Return every line of the records that includes the string "data".
====== Task material ======
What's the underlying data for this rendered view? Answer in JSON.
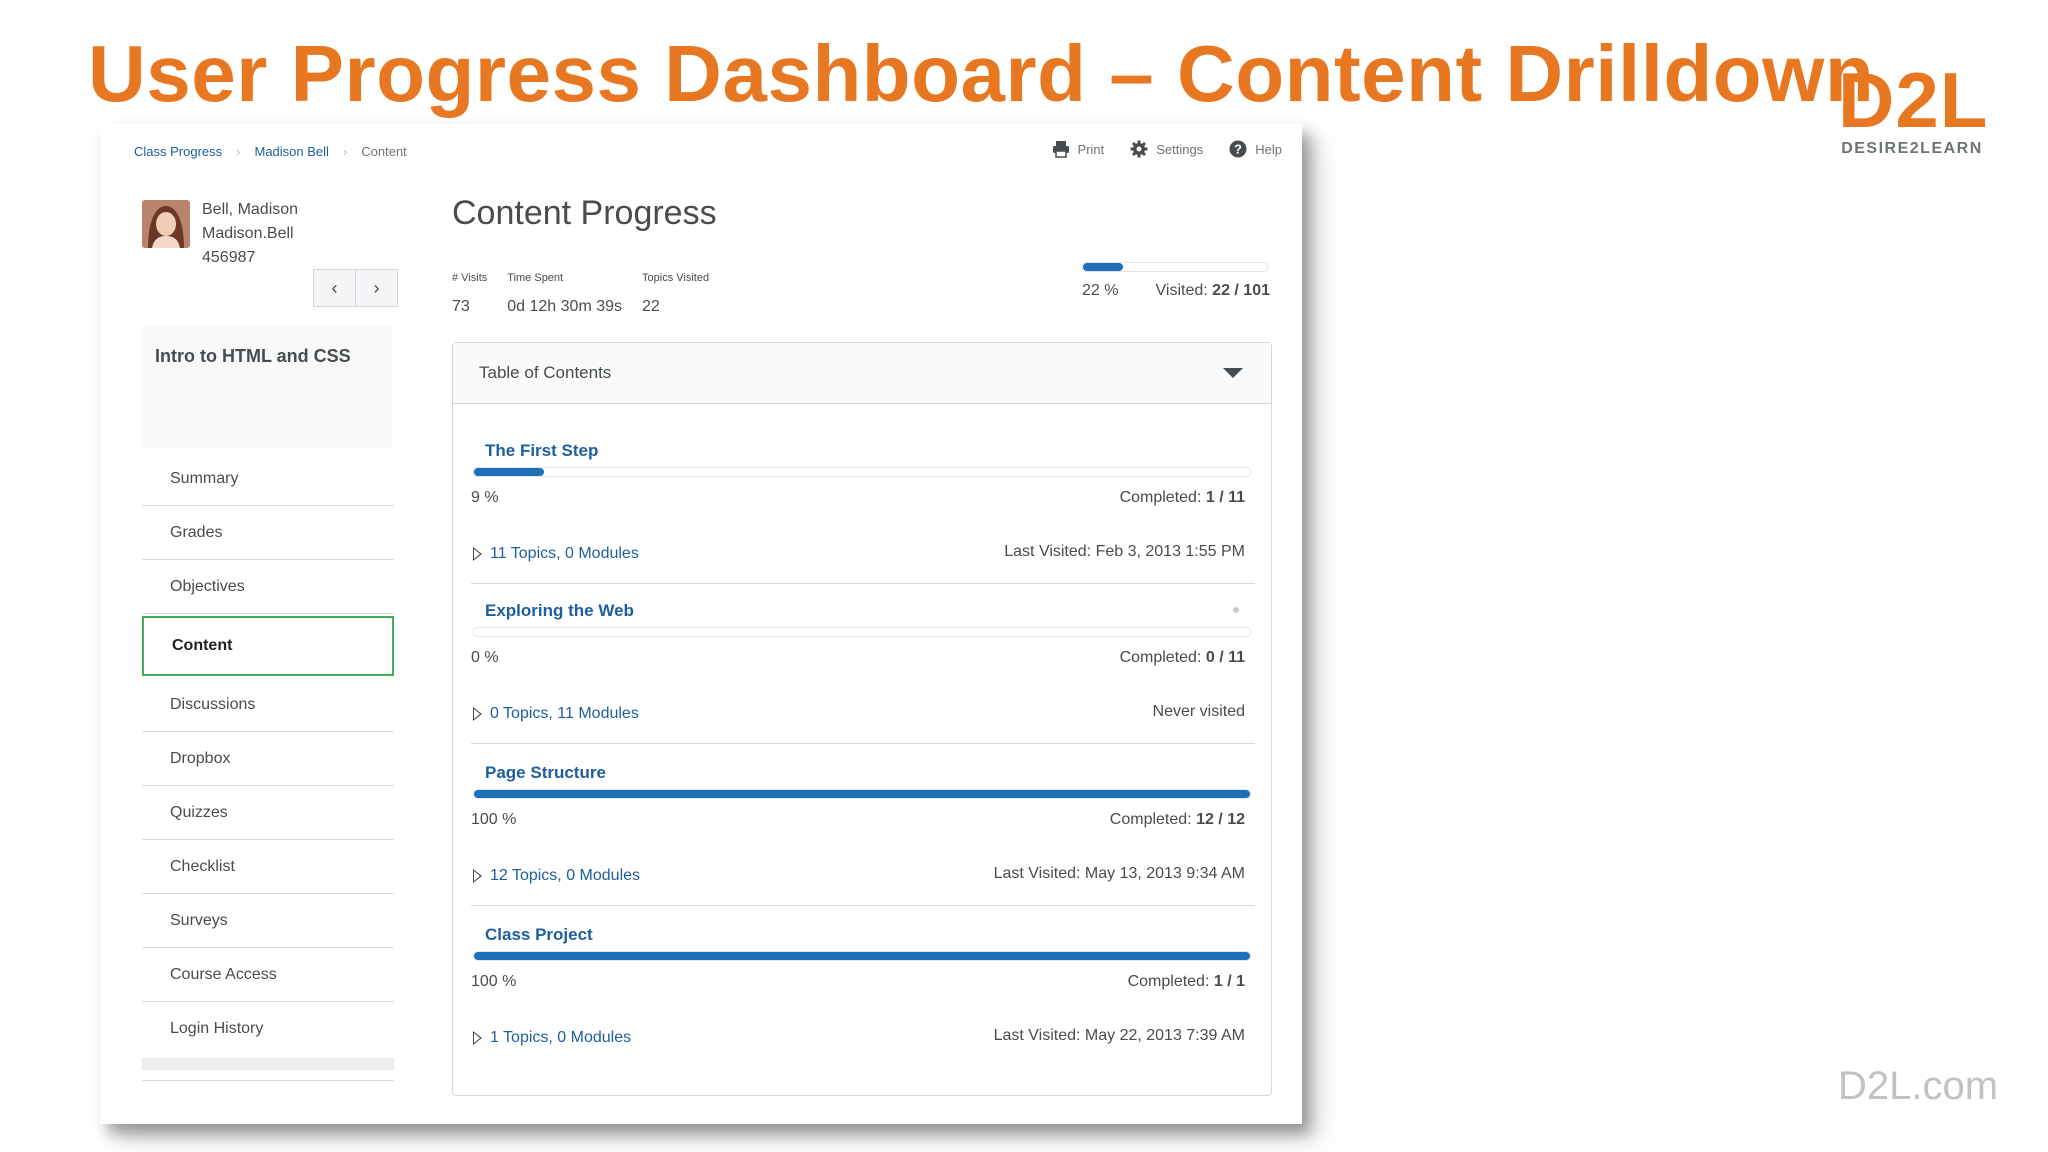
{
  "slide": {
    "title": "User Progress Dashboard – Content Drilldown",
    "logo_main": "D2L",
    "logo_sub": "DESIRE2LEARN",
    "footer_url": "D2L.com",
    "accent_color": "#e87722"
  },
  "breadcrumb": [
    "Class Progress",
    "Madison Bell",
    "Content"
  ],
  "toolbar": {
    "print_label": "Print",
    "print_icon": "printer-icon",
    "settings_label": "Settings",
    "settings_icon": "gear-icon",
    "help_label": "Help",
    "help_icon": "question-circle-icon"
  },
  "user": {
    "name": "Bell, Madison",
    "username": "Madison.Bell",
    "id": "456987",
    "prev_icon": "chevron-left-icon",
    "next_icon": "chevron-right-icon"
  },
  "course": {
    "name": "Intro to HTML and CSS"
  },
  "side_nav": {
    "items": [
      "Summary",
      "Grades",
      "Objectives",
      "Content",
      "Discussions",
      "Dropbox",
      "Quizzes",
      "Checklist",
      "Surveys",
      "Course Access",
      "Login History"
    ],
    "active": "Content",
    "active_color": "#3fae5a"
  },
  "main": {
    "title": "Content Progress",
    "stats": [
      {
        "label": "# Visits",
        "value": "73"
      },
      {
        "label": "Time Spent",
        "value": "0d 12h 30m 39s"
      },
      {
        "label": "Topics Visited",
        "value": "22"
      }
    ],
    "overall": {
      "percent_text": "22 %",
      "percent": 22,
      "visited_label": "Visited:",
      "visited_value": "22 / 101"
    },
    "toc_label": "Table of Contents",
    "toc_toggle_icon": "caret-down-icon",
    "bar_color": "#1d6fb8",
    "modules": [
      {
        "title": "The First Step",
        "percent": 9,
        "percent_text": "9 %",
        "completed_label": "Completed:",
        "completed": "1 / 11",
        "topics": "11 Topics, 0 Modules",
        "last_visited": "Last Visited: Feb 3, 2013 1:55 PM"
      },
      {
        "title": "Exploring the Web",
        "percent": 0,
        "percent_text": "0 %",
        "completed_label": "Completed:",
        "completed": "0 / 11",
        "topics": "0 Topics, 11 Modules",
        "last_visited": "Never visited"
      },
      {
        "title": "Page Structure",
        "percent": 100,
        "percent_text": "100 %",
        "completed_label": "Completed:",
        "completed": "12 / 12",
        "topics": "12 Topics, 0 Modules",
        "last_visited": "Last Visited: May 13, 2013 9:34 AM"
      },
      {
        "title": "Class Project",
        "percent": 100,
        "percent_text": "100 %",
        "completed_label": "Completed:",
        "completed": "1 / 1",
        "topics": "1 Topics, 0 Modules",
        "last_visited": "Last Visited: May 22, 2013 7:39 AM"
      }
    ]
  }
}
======
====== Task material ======
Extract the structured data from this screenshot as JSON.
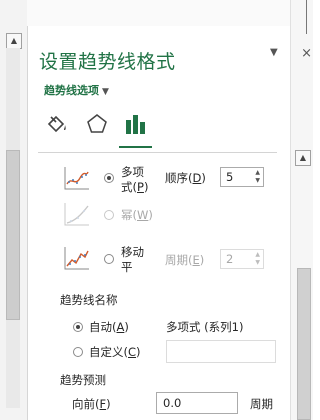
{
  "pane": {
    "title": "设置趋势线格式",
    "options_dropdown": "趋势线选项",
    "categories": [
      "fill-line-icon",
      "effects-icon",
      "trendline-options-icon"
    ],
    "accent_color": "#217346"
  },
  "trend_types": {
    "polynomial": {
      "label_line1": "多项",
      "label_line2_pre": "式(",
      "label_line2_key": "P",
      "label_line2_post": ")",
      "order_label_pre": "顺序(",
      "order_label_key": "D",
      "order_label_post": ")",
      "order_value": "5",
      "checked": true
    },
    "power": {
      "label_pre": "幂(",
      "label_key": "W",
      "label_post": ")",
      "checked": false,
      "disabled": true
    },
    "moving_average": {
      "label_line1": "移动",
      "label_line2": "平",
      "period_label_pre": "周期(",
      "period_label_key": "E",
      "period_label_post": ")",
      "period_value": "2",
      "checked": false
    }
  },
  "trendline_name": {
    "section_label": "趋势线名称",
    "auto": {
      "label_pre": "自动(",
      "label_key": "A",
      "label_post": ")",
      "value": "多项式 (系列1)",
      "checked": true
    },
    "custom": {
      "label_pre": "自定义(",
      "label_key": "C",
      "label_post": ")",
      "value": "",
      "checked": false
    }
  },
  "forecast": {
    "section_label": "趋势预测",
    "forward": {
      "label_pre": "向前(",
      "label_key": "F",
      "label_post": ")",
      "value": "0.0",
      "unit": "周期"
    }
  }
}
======
Response area:
What's the underlying data for this rendered view? Answer in JSON.
Extract the structured data from this screenshot as JSON.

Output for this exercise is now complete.